▸ WHAT TO WORK ON:
Could you filter the listing for lines with the word "Delete" and return them?
╭──
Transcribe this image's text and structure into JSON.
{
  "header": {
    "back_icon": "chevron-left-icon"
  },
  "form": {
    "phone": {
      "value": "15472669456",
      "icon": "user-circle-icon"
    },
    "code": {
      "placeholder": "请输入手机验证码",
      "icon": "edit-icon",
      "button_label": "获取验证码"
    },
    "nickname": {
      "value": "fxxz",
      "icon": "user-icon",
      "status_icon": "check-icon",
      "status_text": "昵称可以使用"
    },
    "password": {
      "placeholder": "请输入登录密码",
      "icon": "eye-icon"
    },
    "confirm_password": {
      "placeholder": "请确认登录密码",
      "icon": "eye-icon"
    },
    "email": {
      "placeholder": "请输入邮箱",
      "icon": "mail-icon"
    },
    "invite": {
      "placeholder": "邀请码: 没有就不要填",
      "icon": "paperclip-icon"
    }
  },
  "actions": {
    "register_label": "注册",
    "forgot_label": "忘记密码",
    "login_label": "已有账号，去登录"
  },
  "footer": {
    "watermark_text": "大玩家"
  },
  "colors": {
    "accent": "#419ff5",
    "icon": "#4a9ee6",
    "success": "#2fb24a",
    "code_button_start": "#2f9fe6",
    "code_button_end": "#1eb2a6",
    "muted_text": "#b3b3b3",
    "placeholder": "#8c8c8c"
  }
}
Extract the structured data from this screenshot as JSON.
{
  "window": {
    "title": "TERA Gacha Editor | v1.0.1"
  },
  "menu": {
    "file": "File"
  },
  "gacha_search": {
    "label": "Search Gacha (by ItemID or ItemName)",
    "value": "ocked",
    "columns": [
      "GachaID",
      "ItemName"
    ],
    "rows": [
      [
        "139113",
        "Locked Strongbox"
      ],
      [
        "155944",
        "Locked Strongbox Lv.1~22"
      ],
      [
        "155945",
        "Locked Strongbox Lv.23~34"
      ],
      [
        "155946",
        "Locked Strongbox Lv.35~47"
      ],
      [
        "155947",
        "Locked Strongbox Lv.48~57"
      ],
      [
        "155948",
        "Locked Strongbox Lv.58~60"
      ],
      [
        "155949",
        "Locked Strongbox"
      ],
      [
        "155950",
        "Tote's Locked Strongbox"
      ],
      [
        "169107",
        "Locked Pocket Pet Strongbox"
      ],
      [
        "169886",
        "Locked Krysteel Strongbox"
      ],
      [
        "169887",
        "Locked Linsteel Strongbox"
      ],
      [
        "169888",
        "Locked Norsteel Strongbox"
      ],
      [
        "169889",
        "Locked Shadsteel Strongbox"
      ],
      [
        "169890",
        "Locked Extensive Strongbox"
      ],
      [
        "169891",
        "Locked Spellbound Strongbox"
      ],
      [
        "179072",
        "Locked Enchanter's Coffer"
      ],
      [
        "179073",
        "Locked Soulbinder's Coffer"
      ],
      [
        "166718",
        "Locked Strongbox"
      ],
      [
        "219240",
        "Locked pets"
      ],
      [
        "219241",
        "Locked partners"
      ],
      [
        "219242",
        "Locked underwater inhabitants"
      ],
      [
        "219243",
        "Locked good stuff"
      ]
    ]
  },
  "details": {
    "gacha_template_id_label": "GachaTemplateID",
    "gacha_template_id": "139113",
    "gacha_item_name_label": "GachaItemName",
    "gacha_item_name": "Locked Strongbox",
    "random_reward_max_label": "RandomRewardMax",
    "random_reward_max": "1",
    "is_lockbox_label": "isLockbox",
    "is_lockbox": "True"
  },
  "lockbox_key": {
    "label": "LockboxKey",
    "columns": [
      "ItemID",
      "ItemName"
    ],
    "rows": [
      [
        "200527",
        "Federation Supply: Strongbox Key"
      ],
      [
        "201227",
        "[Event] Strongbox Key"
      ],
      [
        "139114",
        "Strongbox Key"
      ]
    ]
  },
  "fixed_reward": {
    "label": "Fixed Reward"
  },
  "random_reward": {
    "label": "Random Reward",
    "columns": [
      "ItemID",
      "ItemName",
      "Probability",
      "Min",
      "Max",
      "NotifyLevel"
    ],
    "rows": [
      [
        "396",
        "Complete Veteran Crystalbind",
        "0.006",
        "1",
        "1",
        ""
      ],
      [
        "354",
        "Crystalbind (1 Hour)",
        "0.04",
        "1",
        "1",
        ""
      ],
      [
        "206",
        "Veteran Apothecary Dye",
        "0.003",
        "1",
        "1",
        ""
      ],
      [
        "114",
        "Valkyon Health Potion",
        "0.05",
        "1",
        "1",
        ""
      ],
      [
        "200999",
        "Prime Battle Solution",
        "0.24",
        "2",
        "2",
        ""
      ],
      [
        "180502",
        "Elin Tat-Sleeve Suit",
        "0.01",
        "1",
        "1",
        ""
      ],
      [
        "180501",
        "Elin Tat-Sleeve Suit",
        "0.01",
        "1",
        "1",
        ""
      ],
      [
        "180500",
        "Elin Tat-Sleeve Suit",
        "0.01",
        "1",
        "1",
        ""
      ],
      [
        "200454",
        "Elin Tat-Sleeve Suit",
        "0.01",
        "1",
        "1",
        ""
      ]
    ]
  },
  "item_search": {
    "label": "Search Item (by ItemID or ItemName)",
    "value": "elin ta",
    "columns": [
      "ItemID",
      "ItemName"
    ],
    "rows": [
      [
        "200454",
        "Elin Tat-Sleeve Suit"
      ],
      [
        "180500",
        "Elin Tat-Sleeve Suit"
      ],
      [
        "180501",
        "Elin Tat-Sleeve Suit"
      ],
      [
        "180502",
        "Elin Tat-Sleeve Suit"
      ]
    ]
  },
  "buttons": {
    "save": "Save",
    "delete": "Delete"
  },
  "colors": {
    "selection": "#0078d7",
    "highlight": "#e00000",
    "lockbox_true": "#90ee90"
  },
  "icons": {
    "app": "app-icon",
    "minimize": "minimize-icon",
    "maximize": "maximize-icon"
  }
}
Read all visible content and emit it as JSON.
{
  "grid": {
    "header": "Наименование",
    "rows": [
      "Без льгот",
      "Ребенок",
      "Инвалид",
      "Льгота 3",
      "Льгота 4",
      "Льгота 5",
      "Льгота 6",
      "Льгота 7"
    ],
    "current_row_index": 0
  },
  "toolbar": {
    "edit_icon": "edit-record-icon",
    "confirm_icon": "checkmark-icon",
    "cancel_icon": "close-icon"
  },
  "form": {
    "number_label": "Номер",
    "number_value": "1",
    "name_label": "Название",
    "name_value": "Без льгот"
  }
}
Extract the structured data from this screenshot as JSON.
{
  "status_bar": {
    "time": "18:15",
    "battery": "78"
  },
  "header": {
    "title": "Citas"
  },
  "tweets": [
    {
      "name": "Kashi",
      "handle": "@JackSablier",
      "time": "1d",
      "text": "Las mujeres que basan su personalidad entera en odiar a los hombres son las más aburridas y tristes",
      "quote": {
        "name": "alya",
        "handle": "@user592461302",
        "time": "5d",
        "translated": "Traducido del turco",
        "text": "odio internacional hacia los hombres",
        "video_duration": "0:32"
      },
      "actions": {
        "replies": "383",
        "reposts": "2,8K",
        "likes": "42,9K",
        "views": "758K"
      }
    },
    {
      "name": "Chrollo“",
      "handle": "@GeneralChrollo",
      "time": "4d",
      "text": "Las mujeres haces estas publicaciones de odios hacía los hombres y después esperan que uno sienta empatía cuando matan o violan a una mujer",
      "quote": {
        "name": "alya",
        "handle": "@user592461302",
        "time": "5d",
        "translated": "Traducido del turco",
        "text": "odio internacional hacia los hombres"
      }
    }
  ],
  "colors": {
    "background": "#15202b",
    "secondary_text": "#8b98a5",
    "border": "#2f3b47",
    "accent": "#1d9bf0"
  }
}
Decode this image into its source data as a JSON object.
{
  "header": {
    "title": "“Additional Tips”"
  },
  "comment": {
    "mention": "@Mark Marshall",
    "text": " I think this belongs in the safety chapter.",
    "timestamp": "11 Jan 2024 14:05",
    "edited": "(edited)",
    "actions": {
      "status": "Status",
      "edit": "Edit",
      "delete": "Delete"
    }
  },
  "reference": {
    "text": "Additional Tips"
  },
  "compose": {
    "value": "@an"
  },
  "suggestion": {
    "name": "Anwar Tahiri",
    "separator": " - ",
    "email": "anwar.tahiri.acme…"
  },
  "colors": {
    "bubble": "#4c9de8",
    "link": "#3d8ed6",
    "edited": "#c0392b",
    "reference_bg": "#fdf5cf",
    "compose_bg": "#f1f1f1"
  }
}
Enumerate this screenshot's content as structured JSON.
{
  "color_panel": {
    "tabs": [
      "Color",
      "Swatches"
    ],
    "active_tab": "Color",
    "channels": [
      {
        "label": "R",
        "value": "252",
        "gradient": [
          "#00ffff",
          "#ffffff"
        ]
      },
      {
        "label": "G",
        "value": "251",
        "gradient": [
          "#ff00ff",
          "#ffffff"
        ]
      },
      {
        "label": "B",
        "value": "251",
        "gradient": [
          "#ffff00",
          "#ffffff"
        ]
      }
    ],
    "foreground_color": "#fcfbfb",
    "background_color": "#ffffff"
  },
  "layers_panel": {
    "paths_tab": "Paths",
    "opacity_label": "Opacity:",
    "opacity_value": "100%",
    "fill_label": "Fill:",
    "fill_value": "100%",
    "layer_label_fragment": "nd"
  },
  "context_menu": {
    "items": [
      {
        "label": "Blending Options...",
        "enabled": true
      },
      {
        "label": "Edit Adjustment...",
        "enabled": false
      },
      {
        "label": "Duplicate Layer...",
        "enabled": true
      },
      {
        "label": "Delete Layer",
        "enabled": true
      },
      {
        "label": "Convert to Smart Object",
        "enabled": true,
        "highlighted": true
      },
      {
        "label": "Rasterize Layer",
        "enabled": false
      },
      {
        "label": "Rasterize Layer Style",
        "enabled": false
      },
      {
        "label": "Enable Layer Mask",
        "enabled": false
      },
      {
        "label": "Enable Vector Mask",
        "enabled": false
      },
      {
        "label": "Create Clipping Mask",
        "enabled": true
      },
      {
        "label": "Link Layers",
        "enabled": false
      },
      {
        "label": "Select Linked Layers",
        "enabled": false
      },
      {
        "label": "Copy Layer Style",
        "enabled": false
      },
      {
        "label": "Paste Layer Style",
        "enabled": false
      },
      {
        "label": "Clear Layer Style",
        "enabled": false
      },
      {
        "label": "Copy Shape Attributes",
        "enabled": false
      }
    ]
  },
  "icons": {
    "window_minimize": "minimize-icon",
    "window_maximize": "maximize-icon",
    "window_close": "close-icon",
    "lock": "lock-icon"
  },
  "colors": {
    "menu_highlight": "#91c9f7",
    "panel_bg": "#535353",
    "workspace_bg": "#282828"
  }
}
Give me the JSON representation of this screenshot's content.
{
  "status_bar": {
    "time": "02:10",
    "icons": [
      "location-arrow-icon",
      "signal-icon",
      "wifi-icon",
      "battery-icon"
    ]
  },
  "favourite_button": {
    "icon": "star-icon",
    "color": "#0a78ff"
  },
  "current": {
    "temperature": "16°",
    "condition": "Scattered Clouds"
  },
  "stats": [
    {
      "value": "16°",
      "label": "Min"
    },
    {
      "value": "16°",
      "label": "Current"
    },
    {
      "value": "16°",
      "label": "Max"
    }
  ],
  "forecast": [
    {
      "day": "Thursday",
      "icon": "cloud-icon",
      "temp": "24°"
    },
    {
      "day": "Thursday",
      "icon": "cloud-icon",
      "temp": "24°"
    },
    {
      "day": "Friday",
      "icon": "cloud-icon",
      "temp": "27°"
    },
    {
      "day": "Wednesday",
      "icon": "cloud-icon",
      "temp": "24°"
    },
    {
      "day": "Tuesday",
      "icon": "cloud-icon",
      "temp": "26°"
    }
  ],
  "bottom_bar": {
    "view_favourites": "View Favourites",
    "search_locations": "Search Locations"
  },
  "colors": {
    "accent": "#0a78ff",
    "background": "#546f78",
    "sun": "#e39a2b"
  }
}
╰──
▸ ANSWER FOR THE TASK:
    "delete": "Delete"
      "delete": "Delete"
        "label": "Delete Layer",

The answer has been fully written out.